- Keep the JOPERD editor informed of progress throughout the feature's development. The editor will be glad to assist if needed.
Submission of Final Materials
- Each article should have its own named digital document.
- Send feature materials to the JOPERD editor (firstname.lastname@example.org) by the established deadline. All manuscripts received from the feature editor are subject to a final review by the JOPERD editor, who will send authors the acceptance letter and a copyright release form. Occasionally, a manuscript may be rejected for extraordinary reasons (such as scholarly lapses), subject to adjudication by the JOPERD Editorial Board.
- Inform the JOPERD editor of the recommended article sequence. Decisions about use of photographs and artwork will be made by the editorial staff based on budget, space, and design considerations.
- Write to all authors informing them of the disposition of their manuscripts (prospective date of publication, etc.) and thanking them for their contribution.
- No feature will be scheduled for publication until all its elements are received by the JOPERD editor.
Although feature editors are not reimbursed, their work is recognized as a significant contribution to the profession.

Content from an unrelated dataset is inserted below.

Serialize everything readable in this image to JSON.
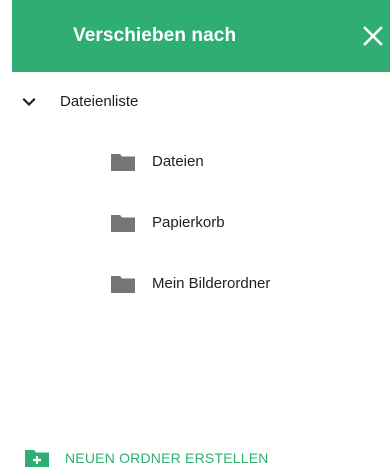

Feature editors who would like to have their contribution acknowledged in a letter written by the chairperson of the JOPERD Editorial Board should provide the JOPERD editor with the name and address of their dean, department chairperson, or other supervisor.